Designed by Arquitectonica and built by Fort Lauderdale-based Moss & Associates, the Student Activities Center is made possible by a $20 million lead gift from the Fairholme Foundation as well as a 2006 referendum in which students voted overwhelmingly to impose a fee on themselves to fund not only the facility’s construction but also the renovation of the adjacent Whitten University Center.
The Student Activities Center is part of what is now called the Student Center Complex, which also encompasses the Whitten University Center, UC patio and pool, Foote University Green, the U statue, and The Rock. “The things that happen in the Student Center Complex will help define what it means to be a ’Cane for every student from this point forward,” said Westbrook.
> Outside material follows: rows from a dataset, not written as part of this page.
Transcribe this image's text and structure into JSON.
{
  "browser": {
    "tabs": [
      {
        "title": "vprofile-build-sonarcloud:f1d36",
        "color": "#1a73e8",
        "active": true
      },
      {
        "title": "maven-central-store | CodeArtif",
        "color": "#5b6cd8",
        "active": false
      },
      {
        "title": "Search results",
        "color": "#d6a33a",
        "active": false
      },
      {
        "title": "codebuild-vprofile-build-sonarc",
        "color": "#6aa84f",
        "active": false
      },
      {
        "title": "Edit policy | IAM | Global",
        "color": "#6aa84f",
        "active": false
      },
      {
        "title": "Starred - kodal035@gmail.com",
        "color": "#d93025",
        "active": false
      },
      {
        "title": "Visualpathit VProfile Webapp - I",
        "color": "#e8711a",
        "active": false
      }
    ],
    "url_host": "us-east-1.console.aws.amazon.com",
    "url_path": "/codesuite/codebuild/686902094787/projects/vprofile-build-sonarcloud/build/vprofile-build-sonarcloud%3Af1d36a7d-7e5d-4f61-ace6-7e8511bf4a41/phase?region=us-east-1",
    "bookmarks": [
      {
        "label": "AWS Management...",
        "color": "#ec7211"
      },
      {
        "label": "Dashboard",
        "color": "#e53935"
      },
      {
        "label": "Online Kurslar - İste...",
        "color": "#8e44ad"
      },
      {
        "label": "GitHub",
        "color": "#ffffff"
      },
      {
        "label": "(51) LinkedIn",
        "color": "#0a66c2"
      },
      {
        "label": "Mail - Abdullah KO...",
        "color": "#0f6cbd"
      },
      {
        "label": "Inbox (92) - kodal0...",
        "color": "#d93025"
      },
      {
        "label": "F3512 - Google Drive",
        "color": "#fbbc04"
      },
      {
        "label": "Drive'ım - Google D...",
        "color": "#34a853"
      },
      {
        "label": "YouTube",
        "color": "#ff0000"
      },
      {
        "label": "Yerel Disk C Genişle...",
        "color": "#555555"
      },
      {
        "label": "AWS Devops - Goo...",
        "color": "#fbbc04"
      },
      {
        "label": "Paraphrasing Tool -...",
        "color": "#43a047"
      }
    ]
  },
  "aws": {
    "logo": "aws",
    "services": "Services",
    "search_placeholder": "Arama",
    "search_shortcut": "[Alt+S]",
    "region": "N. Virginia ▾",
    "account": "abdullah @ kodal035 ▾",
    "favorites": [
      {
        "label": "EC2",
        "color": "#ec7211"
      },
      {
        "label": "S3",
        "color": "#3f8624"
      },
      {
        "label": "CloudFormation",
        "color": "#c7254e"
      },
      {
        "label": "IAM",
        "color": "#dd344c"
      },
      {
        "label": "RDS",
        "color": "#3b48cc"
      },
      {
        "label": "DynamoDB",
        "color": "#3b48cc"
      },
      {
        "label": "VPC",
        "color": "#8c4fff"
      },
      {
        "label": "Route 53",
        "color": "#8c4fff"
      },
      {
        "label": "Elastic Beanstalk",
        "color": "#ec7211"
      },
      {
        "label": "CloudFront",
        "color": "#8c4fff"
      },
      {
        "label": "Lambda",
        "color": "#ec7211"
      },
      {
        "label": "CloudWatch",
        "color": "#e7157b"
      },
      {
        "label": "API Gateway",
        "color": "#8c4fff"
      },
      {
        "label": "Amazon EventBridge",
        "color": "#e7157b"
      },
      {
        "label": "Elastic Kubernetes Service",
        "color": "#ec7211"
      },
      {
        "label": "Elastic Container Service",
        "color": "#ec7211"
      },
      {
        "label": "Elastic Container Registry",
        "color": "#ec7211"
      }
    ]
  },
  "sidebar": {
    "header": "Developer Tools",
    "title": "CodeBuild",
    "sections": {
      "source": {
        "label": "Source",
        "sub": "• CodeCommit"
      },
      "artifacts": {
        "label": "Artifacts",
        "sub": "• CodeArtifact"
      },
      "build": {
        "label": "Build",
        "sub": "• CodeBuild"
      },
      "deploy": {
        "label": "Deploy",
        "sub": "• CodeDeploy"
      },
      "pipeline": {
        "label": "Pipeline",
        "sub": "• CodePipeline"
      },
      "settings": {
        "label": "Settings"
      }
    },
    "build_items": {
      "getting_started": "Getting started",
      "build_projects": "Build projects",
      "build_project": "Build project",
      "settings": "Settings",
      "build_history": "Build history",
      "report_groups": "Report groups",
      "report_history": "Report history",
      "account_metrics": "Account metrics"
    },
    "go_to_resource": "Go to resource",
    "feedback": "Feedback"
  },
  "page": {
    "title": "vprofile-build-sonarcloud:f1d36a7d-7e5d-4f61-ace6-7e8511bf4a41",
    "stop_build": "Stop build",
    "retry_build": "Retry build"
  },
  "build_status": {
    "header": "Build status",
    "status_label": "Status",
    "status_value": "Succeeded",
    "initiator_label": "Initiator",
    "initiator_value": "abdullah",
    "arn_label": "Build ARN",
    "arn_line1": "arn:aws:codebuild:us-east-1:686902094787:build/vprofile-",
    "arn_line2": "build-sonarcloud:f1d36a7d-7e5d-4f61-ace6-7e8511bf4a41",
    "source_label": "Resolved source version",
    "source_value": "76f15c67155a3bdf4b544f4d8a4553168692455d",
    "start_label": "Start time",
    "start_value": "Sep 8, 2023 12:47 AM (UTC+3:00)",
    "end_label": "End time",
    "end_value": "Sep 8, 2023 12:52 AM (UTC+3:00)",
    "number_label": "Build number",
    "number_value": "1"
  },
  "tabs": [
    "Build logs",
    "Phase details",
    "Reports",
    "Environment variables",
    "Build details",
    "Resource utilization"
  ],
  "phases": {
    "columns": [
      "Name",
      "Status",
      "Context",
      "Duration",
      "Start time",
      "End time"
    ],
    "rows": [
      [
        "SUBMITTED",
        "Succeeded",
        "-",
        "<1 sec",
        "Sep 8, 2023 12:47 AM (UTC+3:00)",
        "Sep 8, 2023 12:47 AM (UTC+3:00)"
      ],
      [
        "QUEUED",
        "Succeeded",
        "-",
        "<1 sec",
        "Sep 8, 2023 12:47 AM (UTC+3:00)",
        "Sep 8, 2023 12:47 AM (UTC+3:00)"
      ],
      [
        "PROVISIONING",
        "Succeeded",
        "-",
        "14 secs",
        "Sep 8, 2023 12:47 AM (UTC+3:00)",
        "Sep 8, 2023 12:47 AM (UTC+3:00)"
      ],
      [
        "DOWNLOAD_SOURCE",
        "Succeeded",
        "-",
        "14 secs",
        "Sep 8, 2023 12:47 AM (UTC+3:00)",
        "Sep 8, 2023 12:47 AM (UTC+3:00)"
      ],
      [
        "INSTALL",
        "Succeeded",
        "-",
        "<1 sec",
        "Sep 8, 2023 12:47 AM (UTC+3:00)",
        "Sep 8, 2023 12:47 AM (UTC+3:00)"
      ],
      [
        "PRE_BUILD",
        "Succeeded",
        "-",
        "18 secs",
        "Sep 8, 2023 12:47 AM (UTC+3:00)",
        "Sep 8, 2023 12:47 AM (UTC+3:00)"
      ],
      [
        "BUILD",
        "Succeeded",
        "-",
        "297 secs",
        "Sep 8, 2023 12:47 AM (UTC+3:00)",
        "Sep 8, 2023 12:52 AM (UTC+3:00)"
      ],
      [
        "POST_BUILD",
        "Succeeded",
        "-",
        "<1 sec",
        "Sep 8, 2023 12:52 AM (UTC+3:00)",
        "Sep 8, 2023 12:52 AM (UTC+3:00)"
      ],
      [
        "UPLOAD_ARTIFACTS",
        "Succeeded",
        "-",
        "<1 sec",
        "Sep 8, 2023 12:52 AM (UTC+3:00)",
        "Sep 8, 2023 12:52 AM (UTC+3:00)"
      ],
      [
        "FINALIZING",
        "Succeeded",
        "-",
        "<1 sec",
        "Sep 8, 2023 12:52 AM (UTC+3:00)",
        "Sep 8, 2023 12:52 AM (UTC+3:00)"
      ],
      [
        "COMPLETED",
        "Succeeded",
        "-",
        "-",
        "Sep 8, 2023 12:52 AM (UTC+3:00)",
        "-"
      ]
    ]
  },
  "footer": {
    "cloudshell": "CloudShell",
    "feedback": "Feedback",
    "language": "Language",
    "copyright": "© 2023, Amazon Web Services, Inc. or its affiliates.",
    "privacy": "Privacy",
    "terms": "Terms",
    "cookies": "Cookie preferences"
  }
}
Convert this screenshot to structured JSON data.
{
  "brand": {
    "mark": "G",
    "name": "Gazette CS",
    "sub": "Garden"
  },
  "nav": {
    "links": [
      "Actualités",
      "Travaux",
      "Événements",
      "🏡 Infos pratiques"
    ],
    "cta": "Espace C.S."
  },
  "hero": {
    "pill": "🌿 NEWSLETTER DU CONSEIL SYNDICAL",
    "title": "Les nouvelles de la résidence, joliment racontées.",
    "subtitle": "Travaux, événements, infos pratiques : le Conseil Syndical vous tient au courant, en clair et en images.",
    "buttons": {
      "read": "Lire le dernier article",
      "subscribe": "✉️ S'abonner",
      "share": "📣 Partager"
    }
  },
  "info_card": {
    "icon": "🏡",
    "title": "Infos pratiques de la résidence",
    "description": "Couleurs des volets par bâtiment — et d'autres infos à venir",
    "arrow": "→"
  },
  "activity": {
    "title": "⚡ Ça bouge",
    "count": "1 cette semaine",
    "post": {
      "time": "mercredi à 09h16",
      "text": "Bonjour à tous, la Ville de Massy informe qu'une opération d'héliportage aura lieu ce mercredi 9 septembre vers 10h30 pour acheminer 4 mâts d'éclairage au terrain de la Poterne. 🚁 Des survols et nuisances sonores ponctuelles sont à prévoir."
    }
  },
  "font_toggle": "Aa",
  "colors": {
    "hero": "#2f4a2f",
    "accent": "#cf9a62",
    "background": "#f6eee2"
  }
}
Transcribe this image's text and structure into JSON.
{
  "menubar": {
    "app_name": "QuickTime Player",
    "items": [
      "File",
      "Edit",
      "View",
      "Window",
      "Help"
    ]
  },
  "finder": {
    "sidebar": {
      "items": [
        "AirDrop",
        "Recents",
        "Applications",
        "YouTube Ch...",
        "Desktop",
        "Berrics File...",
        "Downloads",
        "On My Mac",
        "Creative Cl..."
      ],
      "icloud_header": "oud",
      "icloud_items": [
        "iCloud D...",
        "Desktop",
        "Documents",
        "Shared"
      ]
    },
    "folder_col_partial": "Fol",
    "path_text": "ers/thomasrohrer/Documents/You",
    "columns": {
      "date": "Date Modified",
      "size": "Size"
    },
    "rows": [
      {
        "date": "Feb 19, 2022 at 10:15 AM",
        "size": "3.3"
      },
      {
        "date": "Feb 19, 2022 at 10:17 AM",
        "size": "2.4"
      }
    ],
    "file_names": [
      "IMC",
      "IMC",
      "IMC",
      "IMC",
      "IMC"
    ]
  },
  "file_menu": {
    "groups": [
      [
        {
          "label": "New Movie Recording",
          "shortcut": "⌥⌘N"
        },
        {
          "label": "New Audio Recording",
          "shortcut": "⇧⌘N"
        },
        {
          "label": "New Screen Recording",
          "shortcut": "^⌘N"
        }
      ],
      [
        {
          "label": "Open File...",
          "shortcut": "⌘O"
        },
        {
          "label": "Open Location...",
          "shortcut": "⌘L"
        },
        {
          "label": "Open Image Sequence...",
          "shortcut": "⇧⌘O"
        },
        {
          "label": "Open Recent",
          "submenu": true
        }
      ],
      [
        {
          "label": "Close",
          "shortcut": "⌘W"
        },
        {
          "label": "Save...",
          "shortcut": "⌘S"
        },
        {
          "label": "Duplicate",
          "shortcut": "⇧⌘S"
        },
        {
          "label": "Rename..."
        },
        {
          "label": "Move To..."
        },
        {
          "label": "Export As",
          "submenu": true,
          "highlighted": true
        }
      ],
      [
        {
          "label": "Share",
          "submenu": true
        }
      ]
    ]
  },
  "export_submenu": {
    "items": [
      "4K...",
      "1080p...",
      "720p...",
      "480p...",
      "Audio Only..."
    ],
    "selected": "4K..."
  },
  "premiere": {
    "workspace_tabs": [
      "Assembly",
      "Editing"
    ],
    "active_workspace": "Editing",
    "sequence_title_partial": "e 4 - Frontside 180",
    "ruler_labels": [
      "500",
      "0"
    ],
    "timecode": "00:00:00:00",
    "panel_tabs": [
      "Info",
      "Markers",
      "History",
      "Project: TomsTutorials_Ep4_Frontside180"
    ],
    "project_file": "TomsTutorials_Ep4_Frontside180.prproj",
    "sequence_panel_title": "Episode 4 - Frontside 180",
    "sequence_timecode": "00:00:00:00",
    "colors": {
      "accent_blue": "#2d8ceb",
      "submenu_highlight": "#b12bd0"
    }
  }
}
Bhumi Patel, president of UM Student Government, which has an office at the new building, said it is a center “built for students and, in a sense, by students.” She noted that the Student Activities Center Advisory Board, consisting of a member from each of the student groups, met regularly to discuss everything from the building’s operating policies to the furniture that would go inside.
“We wanted a space that would be conducive to facilitating great communication among students, and with this center, we’ve achieved that,” said Patel, who explained that having Graduate Student Association and Law School Student Organization suites at the center will create “greater camaraderie among students.”
Buffington said the center demonstrates UM’s devotion to students. “To have a building that’s 119,000 square feet and where the vast majority of that space is for students shows UM’s commitment to the student body,” she said.
Excitement over the building is already at a peak. Hundreds of students returning to campus for the start of the new academic school year flocked to the building on the University’s official move-in day, lining up to eat at the new Rathskeller, which opened August 21, and gazing up at the promenade that offers a view of Lake Osceola.
It will host its first wedding in December—two UM alumni whose nuptials will take place at the site.
“I can’t think of all the adjectives in the world to describe this place,” said UM alumnus Brandon Gross, assistant director of the Student Center Complex, who was speaker pro tempore of the Student Senate in 2006 when the referendum to build the center was passed. Gross served as president of SG during the 2008-09 academic year.
“Our students go on conferences all the time. Now, we can host those conferences here,” said Gross. “Students needed space for their growing organizations. Now, they have that space. They can be proud about bringing guests to our University and this Student Activities Center that belongs to them. They come first in every decision we make for this complex.”